“I think Marshall even would struggle with it because that $1.2 million over five years for storage is expensive,” he said. “That’s not even including camera costs.”
Like Esping, who is thinking of being a parole officer or state trooper, Beaumaster is majoring in justice administration.
“I find this stuff to be very interesting since this is the field I’m going into,” Beaumaster said. “So I did enjoy the project.”
Beaumaster said one of the issues that stood out to him through the research process was regarding the privacy of the recordings.
“The public wants the cameras to be on, but they also don’t necessarily want to be recorded all the time,” he said. “So there’s a big controversy over that. And somehow, we have to figure out a way to deal with the financial cost. It’s going to be tough, but I feel like we’re headed in the right direction with the body-worn cameras because they have made a positive impact in society. I’m excited to see what the future brings.”
The conference participation of justice administration students has grown recently. At the first SMSU Undergraduate Research Conference in 2006, the only participants were science students — those in environmental science, biology, chemistry and physics — and they gave 21 oral and 27 poster presentations.
“Justice administration has had one or two here or there, but this year, they have a bunch,” Deaver said.
This year, 217 different undergrads gave 46 oral and 93 poster presentations.
“It’s going great,” Deaver said. “We’ve had a good turnout of people — lots of students and lots of parents coming. We’ve also had two College Now classes attend. They’re doing college classes in the high school.
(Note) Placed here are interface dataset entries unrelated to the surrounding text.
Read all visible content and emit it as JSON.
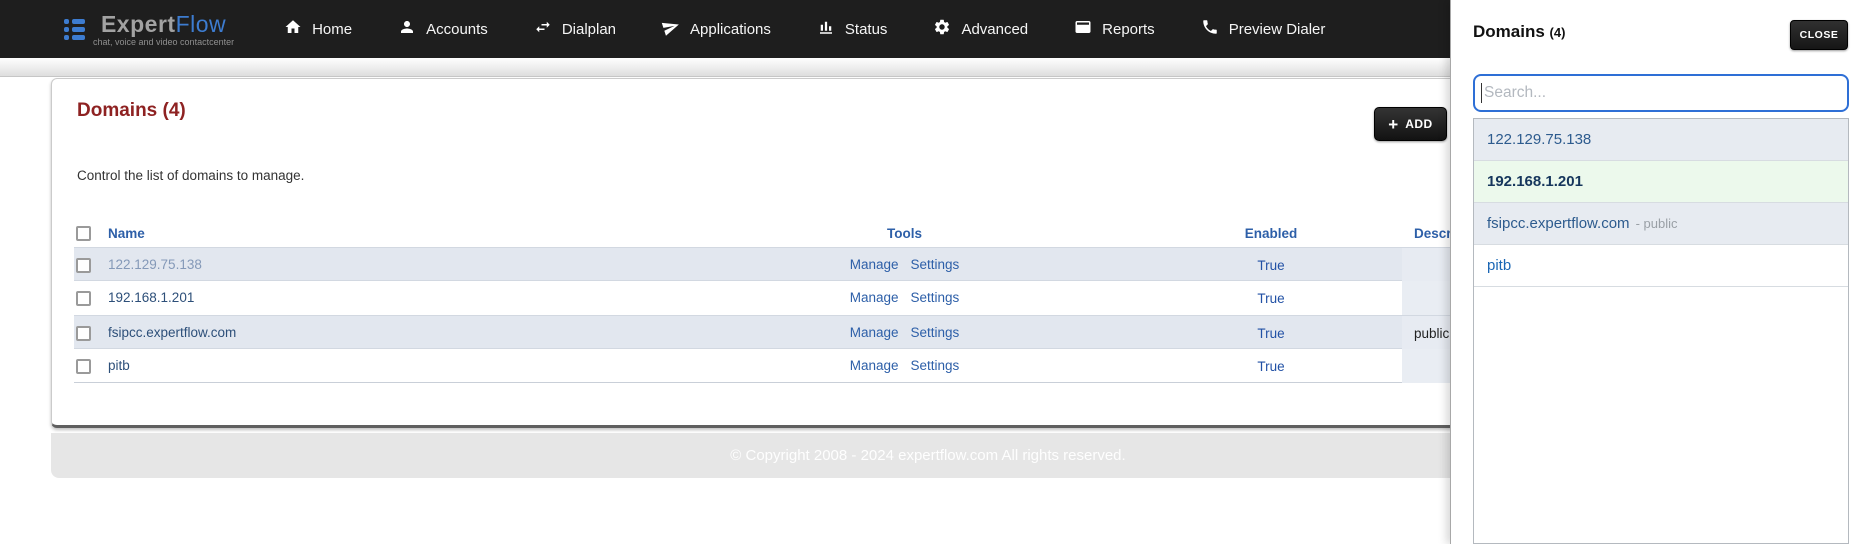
{
  "brand": {
    "name_primary": "Expert",
    "name_secondary": "Flow",
    "tagline": "chat, voice and video contactcenter"
  },
  "nav": {
    "items": [
      {
        "icon": "home-icon",
        "label": "Home"
      },
      {
        "icon": "accounts-icon",
        "label": "Accounts"
      },
      {
        "icon": "dialplan-icon",
        "label": "Dialplan"
      },
      {
        "icon": "applications-icon",
        "label": "Applications"
      },
      {
        "icon": "status-icon",
        "label": "Status"
      },
      {
        "icon": "advanced-icon",
        "label": "Advanced"
      },
      {
        "icon": "reports-icon",
        "label": "Reports"
      },
      {
        "icon": "preview-dialer-icon",
        "label": "Preview Dialer"
      }
    ]
  },
  "page": {
    "title": "Domains",
    "count": "(4)",
    "subtitle": "Control the list of domains to manage.",
    "add_label": "ADD",
    "add_plus": "+",
    "table": {
      "headers": {
        "name": "Name",
        "tools": "Tools",
        "enabled": "Enabled",
        "description": "Description"
      },
      "rows": [
        {
          "name": "122.129.75.138",
          "tools": [
            "Manage",
            "Settings"
          ],
          "enabled": "True",
          "description": ""
        },
        {
          "name": "192.168.1.201",
          "tools": [
            "Manage",
            "Settings"
          ],
          "enabled": "True",
          "description": ""
        },
        {
          "name": "fsipcc.expertflow.com",
          "tools": [
            "Manage",
            "Settings"
          ],
          "enabled": "True",
          "description": "public"
        },
        {
          "name": "pitb",
          "tools": [
            "Manage",
            "Settings"
          ],
          "enabled": "True",
          "description": ""
        }
      ]
    },
    "footer": "© Copyright 2008 - 2024 expertflow.com All rights reserved."
  },
  "panel": {
    "title": "Domains",
    "count": "(4)",
    "close_label": "CLOSE",
    "search_placeholder": "Search...",
    "items": [
      {
        "label": "122.129.75.138",
        "suffix": "",
        "selected": false
      },
      {
        "label": "192.168.1.201",
        "suffix": "",
        "selected": true
      },
      {
        "label": "fsipcc.expertflow.com",
        "suffix": "- public",
        "selected": false
      },
      {
        "label": "pitb",
        "suffix": "",
        "selected": false
      }
    ]
  },
  "colors": {
    "navbar_bg": "#1e1e1e",
    "brand_blue": "#3d7cd0",
    "title_maroon": "#8e2222",
    "table_link_blue": "#2d5fa8",
    "row_shade": "#e2e7ef",
    "selected_green": "#ecf9ec",
    "search_border_blue": "#2e6fd6",
    "footer_band": "#e6e6e6"
  }
}
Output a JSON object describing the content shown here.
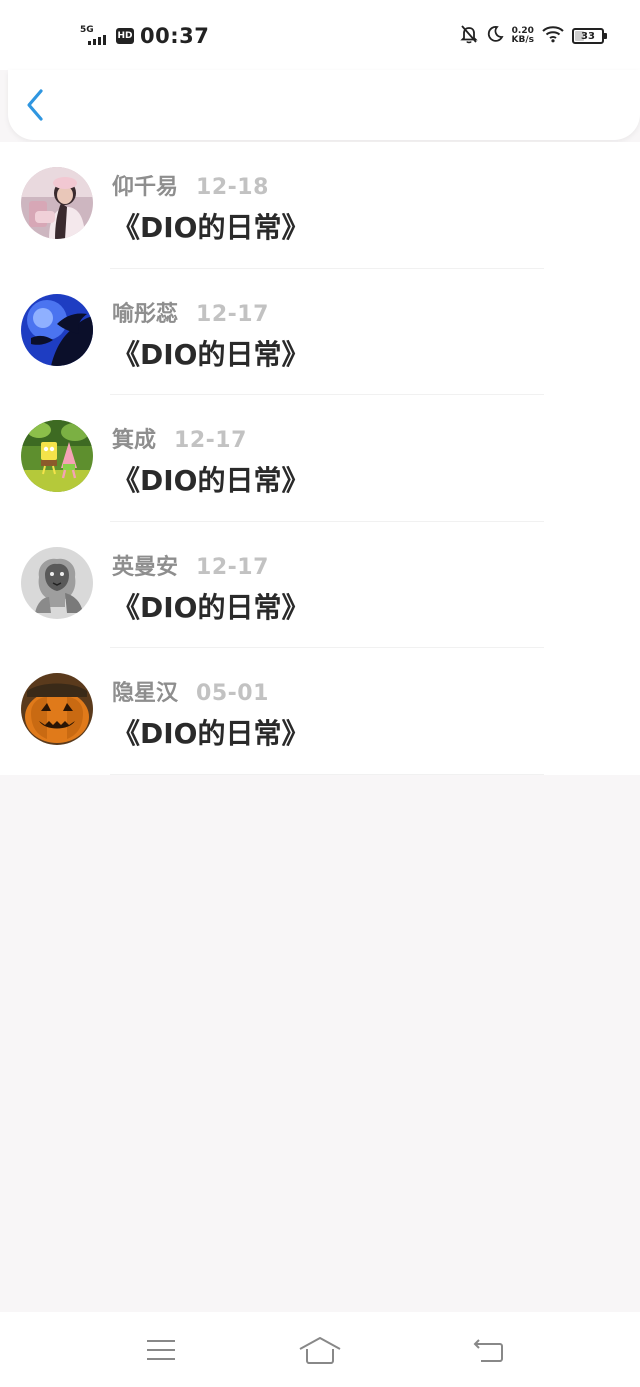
{
  "status_bar": {
    "network": "5G",
    "hd": "HD",
    "time": "00:37",
    "speed_value": "0.20",
    "speed_unit": "KB/s",
    "battery_level": "33",
    "icons": [
      "signal-icon",
      "hd-icon",
      "bell-off-icon",
      "moon-icon",
      "wifi-icon",
      "battery-icon"
    ]
  },
  "header": {
    "back_icon": "chevron-left-icon",
    "accent_color": "#2f96e0"
  },
  "list": [
    {
      "name": "仰千易",
      "date": "12-18",
      "title": "《DIO的日常》",
      "avatar": "girl-photo"
    },
    {
      "name": "喻彤蕊",
      "date": "12-17",
      "title": "《DIO的日常》",
      "avatar": "blue-silhouette"
    },
    {
      "name": "箕成",
      "date": "12-17",
      "title": "《DIO的日常》",
      "avatar": "cartoon-characters"
    },
    {
      "name": "英曼安",
      "date": "12-17",
      "title": "《DIO的日常》",
      "avatar": "lion-sketch"
    },
    {
      "name": "隐星汉",
      "date": "05-01",
      "title": "《DIO的日常》",
      "avatar": "pumpkin"
    }
  ],
  "nav_bar": {
    "icons": [
      "menu-icon",
      "home-icon",
      "back-icon"
    ]
  }
}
They get to come and see what it’s like to do possible research in college.”
After SMSU President Dr. Connie Gores gave opening remarks to kick-off the conference, SMSU alumnus Wokil Bam gave a keynote address called Active Learning — making the most of a college experience through research.
“It went really well,” Cottonwood native Garrett Wee said. “It was great seeing everyone come out and stuff.”
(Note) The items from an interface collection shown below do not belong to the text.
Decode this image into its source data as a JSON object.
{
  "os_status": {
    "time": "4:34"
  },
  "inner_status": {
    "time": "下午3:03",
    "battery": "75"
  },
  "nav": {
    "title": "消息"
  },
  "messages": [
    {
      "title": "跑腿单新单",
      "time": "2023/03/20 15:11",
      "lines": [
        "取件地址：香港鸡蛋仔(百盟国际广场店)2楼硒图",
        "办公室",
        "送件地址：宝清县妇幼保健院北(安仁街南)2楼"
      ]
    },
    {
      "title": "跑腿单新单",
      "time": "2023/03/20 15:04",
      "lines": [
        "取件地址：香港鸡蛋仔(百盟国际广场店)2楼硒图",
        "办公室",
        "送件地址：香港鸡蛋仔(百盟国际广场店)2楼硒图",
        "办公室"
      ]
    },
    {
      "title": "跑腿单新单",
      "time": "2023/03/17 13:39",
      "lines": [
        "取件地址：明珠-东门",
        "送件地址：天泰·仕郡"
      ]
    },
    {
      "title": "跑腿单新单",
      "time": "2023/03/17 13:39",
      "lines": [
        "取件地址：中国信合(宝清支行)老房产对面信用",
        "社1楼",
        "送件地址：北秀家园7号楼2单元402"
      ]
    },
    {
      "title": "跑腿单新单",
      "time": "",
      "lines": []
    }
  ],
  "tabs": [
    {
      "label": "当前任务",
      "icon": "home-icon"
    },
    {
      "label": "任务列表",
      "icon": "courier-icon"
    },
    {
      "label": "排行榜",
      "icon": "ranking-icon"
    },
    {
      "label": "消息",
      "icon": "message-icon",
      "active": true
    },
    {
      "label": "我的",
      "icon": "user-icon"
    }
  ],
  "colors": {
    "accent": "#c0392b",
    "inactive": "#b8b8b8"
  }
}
While it can be a learning experience for visitors, the one-day conference also serves as a celebration of the students’ intellectual achievements.
“It was fun just seeing the project develop from start to finish,” Wee said. “When you’re presented with it, you have all this stuff you have to do and prepare for and you’re like, ‘Where do I begin?’ It was awesome just being able to present and have it all just flow together. It was relieving, to say the least.”
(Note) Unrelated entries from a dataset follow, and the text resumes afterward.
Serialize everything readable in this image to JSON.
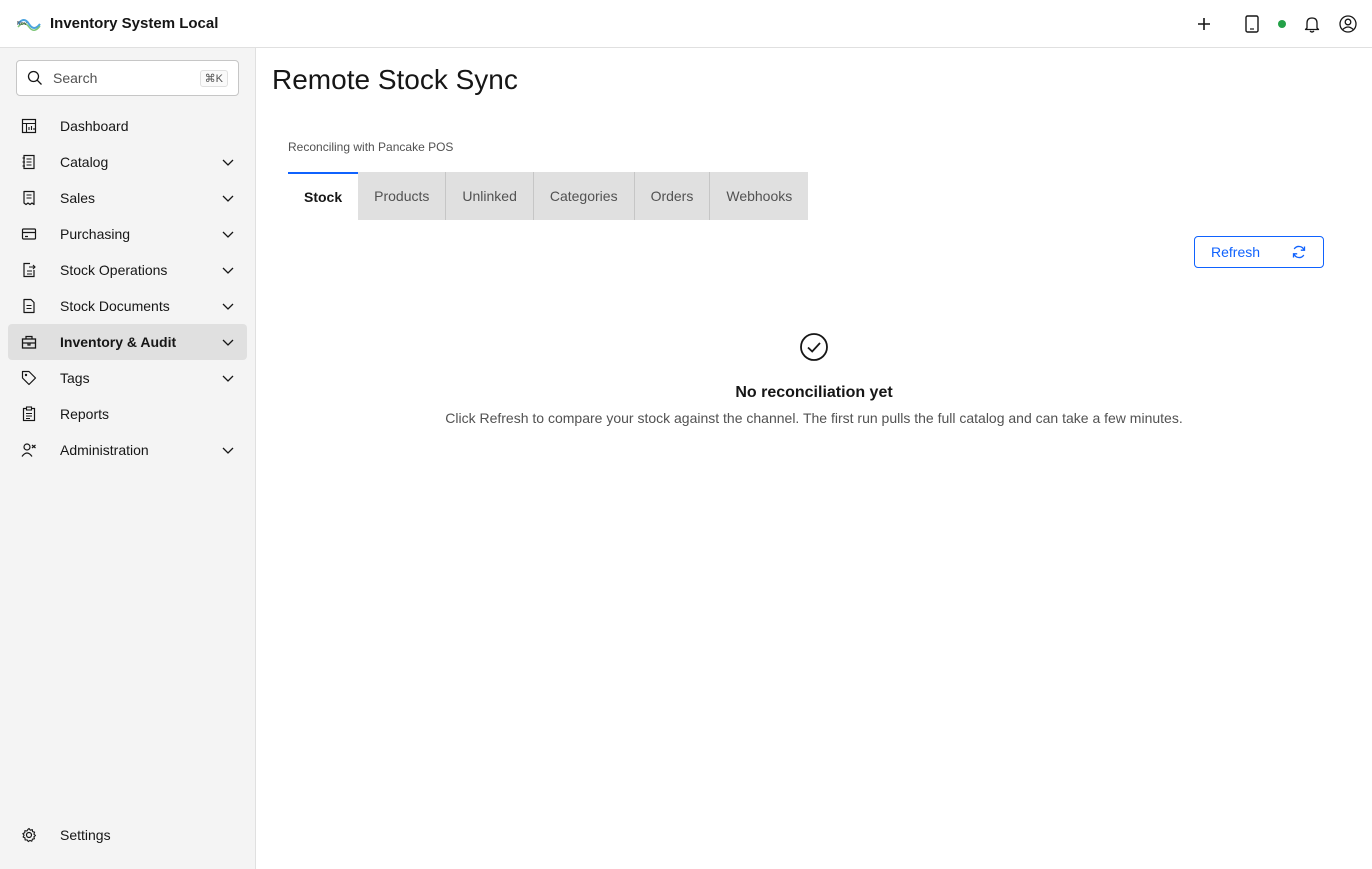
{
  "header": {
    "app_title": "Inventory System Local",
    "status_color": "#24a148",
    "icons": [
      "add-icon",
      "tablet-icon",
      "notification-icon",
      "user-avatar-icon"
    ]
  },
  "sidebar": {
    "search": {
      "placeholder": "Search",
      "shortcut": "⌘K"
    },
    "items": [
      {
        "label": "Dashboard",
        "icon": "dashboard-icon",
        "expandable": false
      },
      {
        "label": "Catalog",
        "icon": "catalog-icon",
        "expandable": true
      },
      {
        "label": "Sales",
        "icon": "sales-icon",
        "expandable": true
      },
      {
        "label": "Purchasing",
        "icon": "purchasing-icon",
        "expandable": true
      },
      {
        "label": "Stock Operations",
        "icon": "stock-operations-icon",
        "expandable": true
      },
      {
        "label": "Stock Documents",
        "icon": "document-icon",
        "expandable": true
      },
      {
        "label": "Inventory & Audit",
        "icon": "inventory-icon",
        "expandable": true,
        "active": true
      },
      {
        "label": "Tags",
        "icon": "tag-icon",
        "expandable": true
      },
      {
        "label": "Reports",
        "icon": "report-icon",
        "expandable": false
      },
      {
        "label": "Administration",
        "icon": "administration-icon",
        "expandable": true
      }
    ],
    "settings_label": "Settings"
  },
  "main": {
    "title": "Remote Stock Sync",
    "subtitle": "Reconciling with Pancake POS",
    "tabs": [
      {
        "label": "Stock",
        "active": true
      },
      {
        "label": "Products"
      },
      {
        "label": "Unlinked"
      },
      {
        "label": "Categories"
      },
      {
        "label": "Orders"
      },
      {
        "label": "Webhooks"
      }
    ],
    "refresh_label": "Refresh",
    "empty_state": {
      "title": "No reconciliation yet",
      "description": "Click Refresh to compare your stock against the channel. The first run pulls the full catalog and can take a few minutes."
    }
  },
  "colors": {
    "accent": "#0f62fe",
    "sidebar_bg": "#f4f4f4",
    "active_bg": "#e0e0e0"
  }
}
Wee, who was among those who gave an oral presentation in the upper level conference room, said his intent was to do a bird survey of some kind in the natural area, but that a tidbit from Deaver helped pinpoint a more specific research project.
“I talked to Dr. Deaver and she’s like, ‘Well, there was a previous bird study conducted in 1981,'” he said. “She’s like, ‘How neat would be it be to compare the two studies?'”
The early 1980s study took place shortly after the SMSU nature area was created. Wee’s results showed that more than 2,500 birds were identified — 100 species of birds from 44 families — compared to 41 species from 24 families in the previous study.
“It was fun, actually, just going back and seeing how it’s changed,” Wee said. “You’re out there doing what you love, so it’s fun. It made the project that much more enjoyable.”
Under the leadership of English Professor Marianne Zarzana, three senior creative writing students shared their senior portfolio readings with audience members. Zarzana thanked Brittni Branch, Kaleigh Farrelly and Alexandra Krohn for their “hard work, courage and dedication” to the craft of writing. She also thanked other faculty members for their contributions.
“It’s an honor to serve with such outstanding professors,” Zarzana said.
Thirty-four faculty advisers helped guide the undergraduate students through this year’s research process. Like others who attended throughout the day, many of the professors seemed to enjoy walking around from poster to poster and to different sessions all over campus.
“This is one of the coolest things,” SMSU English Professor Lisa Lucas Hurst said. “It’s a neat event.”